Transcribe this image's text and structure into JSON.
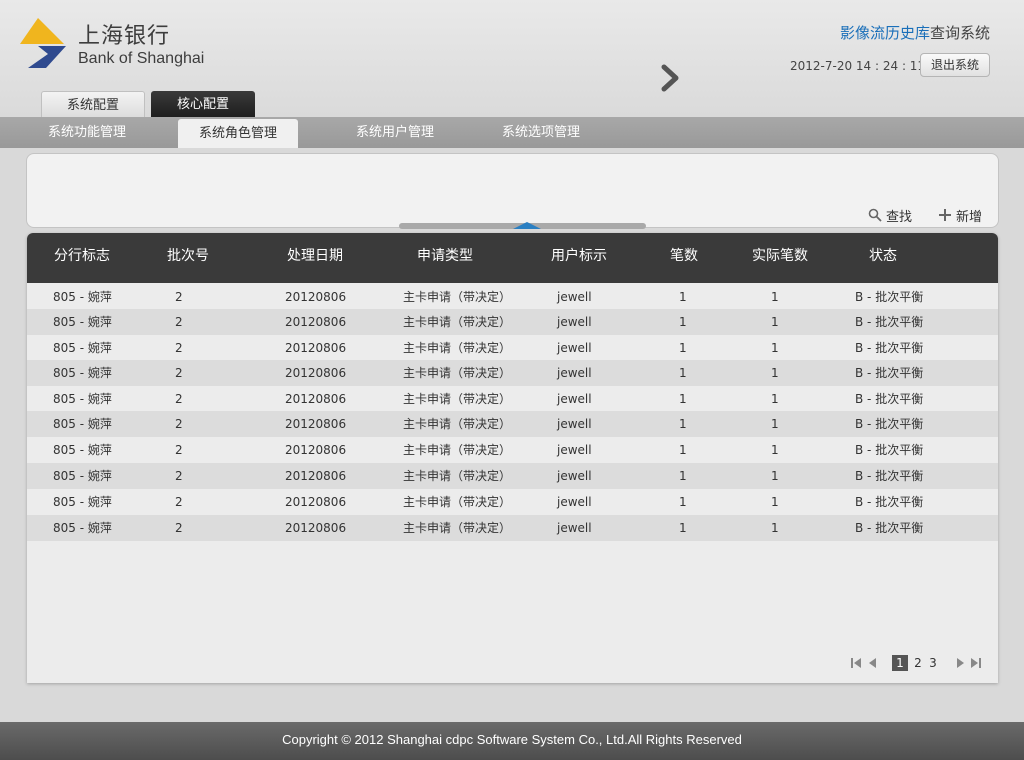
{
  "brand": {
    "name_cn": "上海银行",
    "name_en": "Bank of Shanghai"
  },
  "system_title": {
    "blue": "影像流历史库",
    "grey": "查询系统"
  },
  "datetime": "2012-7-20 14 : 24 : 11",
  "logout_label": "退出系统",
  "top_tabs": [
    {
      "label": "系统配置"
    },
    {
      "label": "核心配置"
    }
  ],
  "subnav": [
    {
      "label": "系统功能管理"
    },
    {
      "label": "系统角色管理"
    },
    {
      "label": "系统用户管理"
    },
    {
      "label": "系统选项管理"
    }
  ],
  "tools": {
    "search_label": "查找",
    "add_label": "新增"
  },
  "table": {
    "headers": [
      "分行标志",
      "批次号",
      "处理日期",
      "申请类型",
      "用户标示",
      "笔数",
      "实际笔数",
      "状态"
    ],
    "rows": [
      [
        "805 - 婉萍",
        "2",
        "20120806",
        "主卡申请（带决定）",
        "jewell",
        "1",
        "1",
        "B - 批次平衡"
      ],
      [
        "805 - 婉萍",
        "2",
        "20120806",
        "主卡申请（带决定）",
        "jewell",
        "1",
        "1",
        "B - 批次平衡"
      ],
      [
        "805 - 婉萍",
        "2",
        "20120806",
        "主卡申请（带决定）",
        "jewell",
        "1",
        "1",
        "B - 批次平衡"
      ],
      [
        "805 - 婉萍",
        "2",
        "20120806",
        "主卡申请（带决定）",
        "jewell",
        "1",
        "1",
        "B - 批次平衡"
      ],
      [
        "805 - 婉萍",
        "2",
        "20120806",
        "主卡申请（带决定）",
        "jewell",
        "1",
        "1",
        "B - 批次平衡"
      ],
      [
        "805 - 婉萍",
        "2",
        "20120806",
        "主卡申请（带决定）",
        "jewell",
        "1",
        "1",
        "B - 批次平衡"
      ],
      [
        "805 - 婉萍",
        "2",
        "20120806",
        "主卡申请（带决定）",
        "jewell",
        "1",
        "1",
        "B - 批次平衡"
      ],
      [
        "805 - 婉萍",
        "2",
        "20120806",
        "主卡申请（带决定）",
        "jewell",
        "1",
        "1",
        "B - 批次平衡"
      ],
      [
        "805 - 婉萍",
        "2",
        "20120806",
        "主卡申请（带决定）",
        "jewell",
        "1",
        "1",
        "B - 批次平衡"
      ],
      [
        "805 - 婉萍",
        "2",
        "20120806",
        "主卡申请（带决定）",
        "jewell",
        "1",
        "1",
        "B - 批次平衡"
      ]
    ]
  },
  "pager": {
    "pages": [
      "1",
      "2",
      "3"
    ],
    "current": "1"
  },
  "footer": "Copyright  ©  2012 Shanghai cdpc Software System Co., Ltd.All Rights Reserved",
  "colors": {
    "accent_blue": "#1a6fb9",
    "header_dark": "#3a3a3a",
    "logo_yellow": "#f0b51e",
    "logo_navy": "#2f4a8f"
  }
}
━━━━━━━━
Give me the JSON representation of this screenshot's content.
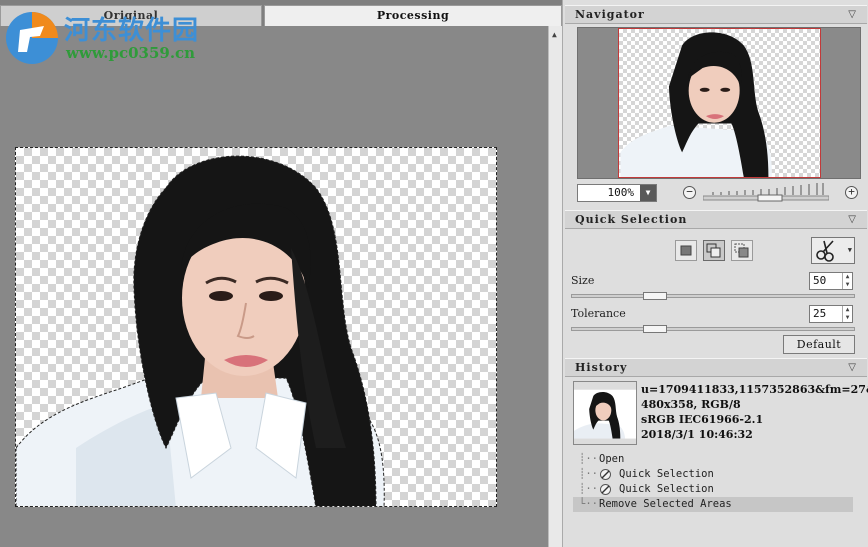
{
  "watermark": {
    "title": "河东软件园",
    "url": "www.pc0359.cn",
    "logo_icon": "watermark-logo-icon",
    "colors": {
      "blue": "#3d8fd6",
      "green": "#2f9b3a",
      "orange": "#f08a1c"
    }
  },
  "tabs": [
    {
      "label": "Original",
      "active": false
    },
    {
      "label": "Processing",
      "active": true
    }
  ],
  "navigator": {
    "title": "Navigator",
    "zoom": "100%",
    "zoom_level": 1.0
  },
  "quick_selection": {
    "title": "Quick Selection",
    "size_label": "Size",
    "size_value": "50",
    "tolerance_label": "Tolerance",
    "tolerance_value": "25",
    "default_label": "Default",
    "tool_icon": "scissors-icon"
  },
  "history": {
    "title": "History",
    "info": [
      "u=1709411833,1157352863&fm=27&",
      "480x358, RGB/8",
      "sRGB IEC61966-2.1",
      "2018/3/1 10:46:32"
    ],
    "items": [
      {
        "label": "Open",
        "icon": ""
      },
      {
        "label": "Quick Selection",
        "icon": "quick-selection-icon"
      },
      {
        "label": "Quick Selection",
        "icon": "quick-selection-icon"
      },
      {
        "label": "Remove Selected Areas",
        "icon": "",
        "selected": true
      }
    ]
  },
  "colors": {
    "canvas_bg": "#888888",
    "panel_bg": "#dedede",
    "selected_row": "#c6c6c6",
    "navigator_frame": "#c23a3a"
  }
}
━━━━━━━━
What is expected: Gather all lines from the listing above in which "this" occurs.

Answer area:
Transcribe this image's text and structure into JSON.
Give me the JSON representation of this screenshot's content.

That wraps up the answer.